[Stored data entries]
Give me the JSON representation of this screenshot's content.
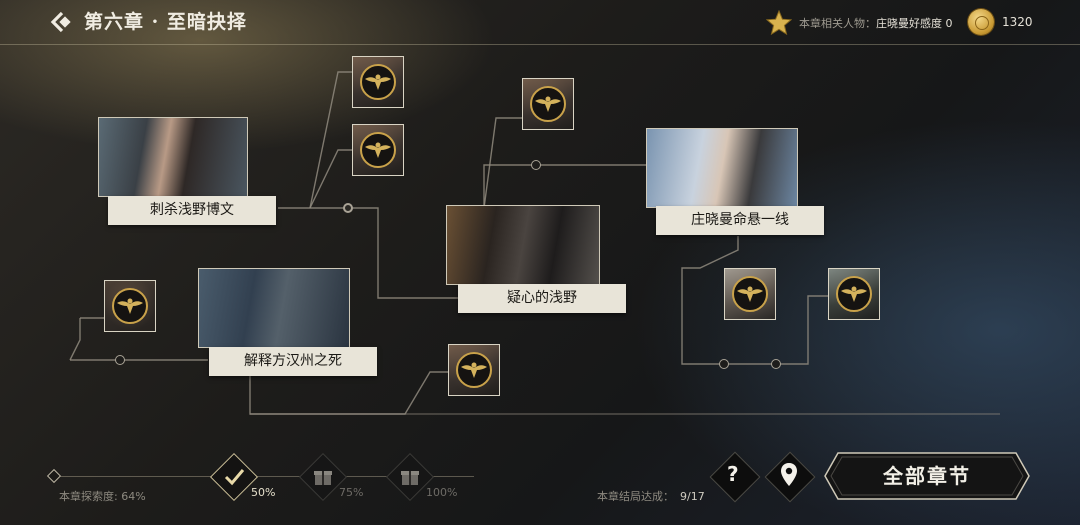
{
  "header": {
    "chapter_title": "第六章 · 至暗抉择",
    "related_label": "本章相关人物：",
    "related_value": "庄晓曼好感度 0",
    "coin_count": "1320",
    "icons": {
      "back": "back-chevron-icon",
      "star": "star-icon",
      "coin": "gold-coin-icon"
    }
  },
  "story_nodes": [
    {
      "label": "刺杀浅野博文"
    },
    {
      "label": "疑心的浅野"
    },
    {
      "label": "庄晓曼命悬一线"
    },
    {
      "label": "解释方汉州之死"
    }
  ],
  "locked_thumb_icon": "eagle-emblem-icon",
  "progress": {
    "explore_label": "本章探索度:",
    "explore_value": "64%",
    "explore_fraction": 0.64,
    "milestones": [
      {
        "label": "50%",
        "state": "claimed",
        "icon": "checkmark-icon"
      },
      {
        "label": "75%",
        "state": "locked",
        "icon": "gift-icon"
      },
      {
        "label": "100%",
        "state": "locked",
        "icon": "gift-icon"
      }
    ],
    "ending_label": "本章结局达成：",
    "ending_value": "9/17"
  },
  "buttons": {
    "help": "?",
    "all_chapters": "全部章节",
    "icons": {
      "help": "question-icon",
      "map": "location-pin-icon"
    }
  },
  "colors": {
    "accent_gold": "#d4b25c",
    "label_bg": "#e8e4d8",
    "line": "#a9a396"
  }
}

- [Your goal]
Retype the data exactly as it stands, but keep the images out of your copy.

- [Written reply]
Give me the JSON representation of this screenshot's content.
{
  "header": {
    "chapter_title": "第六章 · 至暗抉择",
    "related_label": "本章相关人物：",
    "related_value": "庄晓曼好感度 0",
    "coin_count": "1320",
    "icons": {
      "back": "back-chevron-icon",
      "star": "star-icon",
      "coin": "gold-coin-icon"
    }
  },
  "story_nodes": [
    {
      "label": "刺杀浅野博文"
    },
    {
      "label": "疑心的浅野"
    },
    {
      "label": "庄晓曼命悬一线"
    },
    {
      "label": "解释方汉州之死"
    }
  ],
  "locked_thumb_icon": "eagle-emblem-icon",
  "progress": {
    "explore_label": "本章探索度:",
    "explore_value": "64%",
    "explore_fraction": 0.64,
    "milestones": [
      {
        "label": "50%",
        "state": "claimed",
        "icon": "checkmark-icon"
      },
      {
        "label": "75%",
        "state": "locked",
        "icon": "gift-icon"
      },
      {
        "label": "100%",
        "state": "locked",
        "icon": "gift-icon"
      }
    ],
    "ending_label": "本章结局达成：",
    "ending_value": "9/17"
  },
  "buttons": {
    "help": "?",
    "all_chapters": "全部章节",
    "icons": {
      "help": "question-icon",
      "map": "location-pin-icon"
    }
  },
  "colors": {
    "accent_gold": "#d4b25c",
    "label_bg": "#e8e4d8",
    "line": "#a9a396"
  }
}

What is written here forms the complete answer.